Back in Asuncion a couple of days later, we were preparing for another meeting. Two Cargill executives based in Paraguay were interested in meeting with us, as well us giving us a boat tour of their planned port on the Rio Paraguay. Jodie and I met them at their office in the Citi building. After passing through a couple of light security checks (exchanging our ID cards for Cargill badges), and getting buzzed into their office, we spent less than one minute in the lobby before being cordially greeted by Fernando Acosta, the general manager for Cargill in Paraguay and Bolivia, and Francisco Solano, the project manger for the new port. The four of us sat comfortably around a table fit for 15 or 20. After brief introductions, Francisco directed our attention to the screen at the end of the room and presented a power point presentation on their port project. The presentation included scope of project, social impact, technical assumptions, products to be processed, mitigation measures, and a history of the licensing process.
The biggest threat posed by this new port is the contamination of the entire drinking supply for the 1 million inhabitants of the capital city of Asuncion. And nothing in this presentation provided persuasive evidence to convince us that building a port just 500 meters upstream from the public utility water intake could possibly be safe. In fact, their principle rationale for the new Cargill port not posing a threat is that there are already several small industrial operations upstream from the same water utility. Fernando was proudest to share that through Cargill’s community cares program, they are improving an elementary school, building fire and police stations, and parks in the impoverished community that abuts the port. Albeit a touching gesture, none of these measures address the contamination of the city’s water.
The second half of our meeting took place on a yacht on the Rio Paraguay. We arrived at a dock to board a yacht which would take us on a tour of the planned port, the water utility, as well as other industries that operate in the area. In actuality, the tour amounted to very little beyond the relief of a cool breeze in 90 degree weather.

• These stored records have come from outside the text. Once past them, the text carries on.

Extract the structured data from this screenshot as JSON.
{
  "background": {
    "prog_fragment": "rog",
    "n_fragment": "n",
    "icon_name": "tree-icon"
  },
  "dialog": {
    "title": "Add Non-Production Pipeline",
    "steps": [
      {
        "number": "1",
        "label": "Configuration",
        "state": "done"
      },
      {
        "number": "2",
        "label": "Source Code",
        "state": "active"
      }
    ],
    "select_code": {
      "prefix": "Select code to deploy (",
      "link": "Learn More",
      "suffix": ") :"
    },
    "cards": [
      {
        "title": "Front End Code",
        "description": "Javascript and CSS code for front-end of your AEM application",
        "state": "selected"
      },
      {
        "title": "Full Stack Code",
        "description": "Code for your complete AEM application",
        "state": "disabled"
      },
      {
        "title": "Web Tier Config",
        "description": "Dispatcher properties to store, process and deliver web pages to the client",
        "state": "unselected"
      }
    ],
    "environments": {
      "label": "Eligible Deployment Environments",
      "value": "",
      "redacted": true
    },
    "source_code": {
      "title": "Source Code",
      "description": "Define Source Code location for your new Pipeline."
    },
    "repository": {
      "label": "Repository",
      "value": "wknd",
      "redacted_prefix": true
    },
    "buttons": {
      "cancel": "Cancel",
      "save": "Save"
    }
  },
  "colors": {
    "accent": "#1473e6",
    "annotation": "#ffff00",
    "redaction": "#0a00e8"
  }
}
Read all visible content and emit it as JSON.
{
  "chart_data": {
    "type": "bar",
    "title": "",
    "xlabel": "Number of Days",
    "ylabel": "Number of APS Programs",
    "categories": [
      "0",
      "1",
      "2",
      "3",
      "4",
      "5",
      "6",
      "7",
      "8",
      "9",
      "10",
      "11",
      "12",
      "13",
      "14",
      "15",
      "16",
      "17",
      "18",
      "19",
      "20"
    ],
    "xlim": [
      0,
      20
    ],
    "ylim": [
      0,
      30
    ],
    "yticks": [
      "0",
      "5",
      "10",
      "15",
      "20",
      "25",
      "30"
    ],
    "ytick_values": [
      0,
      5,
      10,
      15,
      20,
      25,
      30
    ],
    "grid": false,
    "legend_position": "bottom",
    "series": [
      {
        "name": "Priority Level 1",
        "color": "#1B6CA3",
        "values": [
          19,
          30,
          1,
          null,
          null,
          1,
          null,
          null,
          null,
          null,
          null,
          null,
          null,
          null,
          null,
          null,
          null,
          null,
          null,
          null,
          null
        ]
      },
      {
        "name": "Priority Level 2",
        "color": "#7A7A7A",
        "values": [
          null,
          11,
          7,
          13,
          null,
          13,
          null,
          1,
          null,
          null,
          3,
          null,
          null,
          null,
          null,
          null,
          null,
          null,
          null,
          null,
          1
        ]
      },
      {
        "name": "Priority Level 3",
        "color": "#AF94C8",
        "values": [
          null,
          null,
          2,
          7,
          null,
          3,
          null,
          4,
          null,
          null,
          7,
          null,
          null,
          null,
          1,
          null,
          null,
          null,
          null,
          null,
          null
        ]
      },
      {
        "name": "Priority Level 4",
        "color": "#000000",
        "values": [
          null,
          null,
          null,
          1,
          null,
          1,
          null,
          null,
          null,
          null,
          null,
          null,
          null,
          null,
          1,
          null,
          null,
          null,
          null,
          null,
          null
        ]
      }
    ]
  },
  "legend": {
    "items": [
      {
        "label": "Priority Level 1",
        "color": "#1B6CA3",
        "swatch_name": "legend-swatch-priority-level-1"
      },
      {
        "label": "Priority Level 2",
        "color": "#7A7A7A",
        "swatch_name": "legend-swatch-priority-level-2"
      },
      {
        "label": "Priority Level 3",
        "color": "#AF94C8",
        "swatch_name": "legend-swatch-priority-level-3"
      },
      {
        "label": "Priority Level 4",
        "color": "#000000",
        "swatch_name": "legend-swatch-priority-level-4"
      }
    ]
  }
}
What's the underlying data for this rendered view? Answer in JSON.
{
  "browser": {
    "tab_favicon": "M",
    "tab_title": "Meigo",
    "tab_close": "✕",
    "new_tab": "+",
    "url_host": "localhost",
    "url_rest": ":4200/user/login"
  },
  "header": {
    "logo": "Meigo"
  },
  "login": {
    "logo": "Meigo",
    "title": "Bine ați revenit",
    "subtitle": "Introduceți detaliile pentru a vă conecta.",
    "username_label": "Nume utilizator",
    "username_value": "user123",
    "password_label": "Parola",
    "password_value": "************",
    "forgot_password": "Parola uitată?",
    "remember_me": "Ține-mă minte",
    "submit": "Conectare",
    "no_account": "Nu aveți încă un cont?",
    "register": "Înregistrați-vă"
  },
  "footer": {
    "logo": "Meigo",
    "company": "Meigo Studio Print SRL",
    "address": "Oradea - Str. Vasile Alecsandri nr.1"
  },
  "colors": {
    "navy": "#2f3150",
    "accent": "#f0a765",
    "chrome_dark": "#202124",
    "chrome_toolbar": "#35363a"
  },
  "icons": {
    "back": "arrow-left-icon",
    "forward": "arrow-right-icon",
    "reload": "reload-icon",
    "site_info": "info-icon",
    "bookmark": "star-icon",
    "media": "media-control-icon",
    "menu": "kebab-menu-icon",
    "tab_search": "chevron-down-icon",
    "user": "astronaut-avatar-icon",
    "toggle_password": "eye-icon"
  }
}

We saw about six workers reinforcing the bank of the river in preparation for construction of the port. We saw the water utility, which indeed was incredibly close to the Cargill site. And, Fernando and Francisco were adamant about pointing out the other industries already operating in the vicinity. Their argument recalled the common childhood refrain, “They’re doing it, so why can’t I?”
On the night of our meeting , we participated in a public event and press conference with partners from Paraguay and Brazil to discuss international movements against Cargill. Even though the Cargill port was approved at the end of December 2007, these partners in Paraguay along with others continue to fight against it. Our consent cannot be won by a yacht ride. There are plans to take this case to the high court in Paraguay in order to revoke the license for construction. RAN will support the struggle and stand by our partners until the end.